With the East San Pedro Bay glimmering in the background, Mayor Robert Garcia and the U.S. Army Corps of Engineers today signed the Federal Cost Share Agreement to begin the Bay Ecosystem Restoration Study.
“Improving our ecosystem and coastal experience is a win for residents and visitors, and will be a boost to the Long Beach economy," said Mayor Robert Garcia. "This is an opportunity to transform our beaches and our city, and I want to thank the Army Corps for their support of moving forward."
The East San Pedro Bay Ecosystem Restoration Study will focus primarily on restoring the aquatic ecosystem. Officials will conduct engineering analysis that will include coastal engineering, as well as geotechnical engineering design of any alternative affecting the Long Beach Breakwater, including wave modeling to assess surface wave effects on infrastructure, navigation and recreation, and circulation modeling that will show movement of water within the East San Pedro Bay. These expert evaluations will shed light on opportunities for kelp, eelgrass, and wetlands restoration within the East San Pedro Bay.
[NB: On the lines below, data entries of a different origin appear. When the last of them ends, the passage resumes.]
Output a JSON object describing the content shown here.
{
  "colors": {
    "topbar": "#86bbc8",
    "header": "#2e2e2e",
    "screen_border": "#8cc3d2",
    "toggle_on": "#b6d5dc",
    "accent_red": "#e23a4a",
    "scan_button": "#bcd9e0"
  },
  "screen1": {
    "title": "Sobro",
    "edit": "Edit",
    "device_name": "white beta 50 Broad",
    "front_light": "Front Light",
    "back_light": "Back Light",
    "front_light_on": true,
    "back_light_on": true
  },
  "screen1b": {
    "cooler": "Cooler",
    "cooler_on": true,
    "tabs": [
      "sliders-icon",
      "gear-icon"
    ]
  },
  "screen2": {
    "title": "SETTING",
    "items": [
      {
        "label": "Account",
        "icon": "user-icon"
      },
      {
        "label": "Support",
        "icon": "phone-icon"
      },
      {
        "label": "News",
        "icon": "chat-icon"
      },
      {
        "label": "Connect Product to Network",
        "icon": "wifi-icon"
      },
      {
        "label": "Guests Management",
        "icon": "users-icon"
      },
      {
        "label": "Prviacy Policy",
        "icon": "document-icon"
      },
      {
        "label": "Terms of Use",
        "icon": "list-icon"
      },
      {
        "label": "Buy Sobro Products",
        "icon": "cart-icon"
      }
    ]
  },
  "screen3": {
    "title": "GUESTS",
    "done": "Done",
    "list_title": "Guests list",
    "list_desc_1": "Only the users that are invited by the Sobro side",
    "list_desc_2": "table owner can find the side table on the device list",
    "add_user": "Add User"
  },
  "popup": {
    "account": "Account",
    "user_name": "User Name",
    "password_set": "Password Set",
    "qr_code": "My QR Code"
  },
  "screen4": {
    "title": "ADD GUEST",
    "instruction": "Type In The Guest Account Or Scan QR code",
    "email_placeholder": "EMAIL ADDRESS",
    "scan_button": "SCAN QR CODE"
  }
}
“We have a unique opportunity, and a challenging task,” said Maj. Gen. Ed Jackson, U.S. Army Corps of Engineers Deputy Commanding General for Civil and Emergency Operations, “to investigate together how we can best restore a Southern California coastal marine environment located in a heavily urbanized location, near one of the world’s largest port complexes, at the mouth of one of the nation’s most altered rivers, the Los Angeles River.”
The City of Long Beach and Army Corps have committed to mitigating any impacts to the capacity for maritime operations within the project area, and will not tolerate negative impacts to coastal homes and infrastructure.
“I am thrilled that some of the brightest minds in aquatic ecosystem restoration will be focused on Long Beach,” said Vice Mayor Suja Lowenthal. “The prospect of continuing to improve our most precious natural habitats, and by extension, the essential Long Beach experience, is very exciting.”
Today’s signing enables the Army Corps to accept local funding to begin the East San Pedro Bay Ecosystem Restoration Study. The study costs $3 million, and will be shared between the City and the Army Corps. Ecosystem Restoration is one of the primary missions of the Army Corps.
“This phase of the process begins the long awaited study that will ultimately answer many questions regarding the feasibility of modifying the breakwater as it is currently configured,” said Councilwoman Suzie Price. “For the residents of my district, ensuring a process that allows for public input and the consideration of the various factors impacting this area will be critical. I am committed to being fully engaged with our community as we move through this process.”
Since 2007, the City’s effort to study the East San Pedro Bay ecosystem has involved significant public outreach and involvement, and that will continue.
Initial community meetings will begin in the next few months. The first order of business will be to develop potential study alternatives with which to evaluate using the Corps’ Cost Effectiveness and Incremental Cost Share Analyses model. The study is expected to take three years to complete. To get involved, people can sign up for updates at www.longbeach.gov/linkLB
; look for “Bay Ecosystem Study.”
The East San Pedro Bay Ecosystem Restoration is the first open ocean ecosystem restoration study to use the Army Corps new 3x3x3 feasibility study model, and could become a model for Army Corps ecosystem restoration studies nationwide. The feasibility study is being conducted in parallel with a proposed Joint Land Use Study (JLUS) for Naval Weapons Station Seal Beach (Weapons Station), which will allow the Department of Defense and local communities to cooperatively develop land use strategies to limit encroachment on the Weapons Station’s mission. The JLUS will also be used to ensure that there is no mission impact to the Weapons Station’s explosives anchorages in the East San Pedro Bay relative to potential aquatic ecosystem restoration alternatives. At the same time, the Army Corps and Port of Long Beach are conducting a feasibility study on navigation as part of a future planning effort that will keep the Port of Long Beach on the cutting edge of the trade and goods movement industry.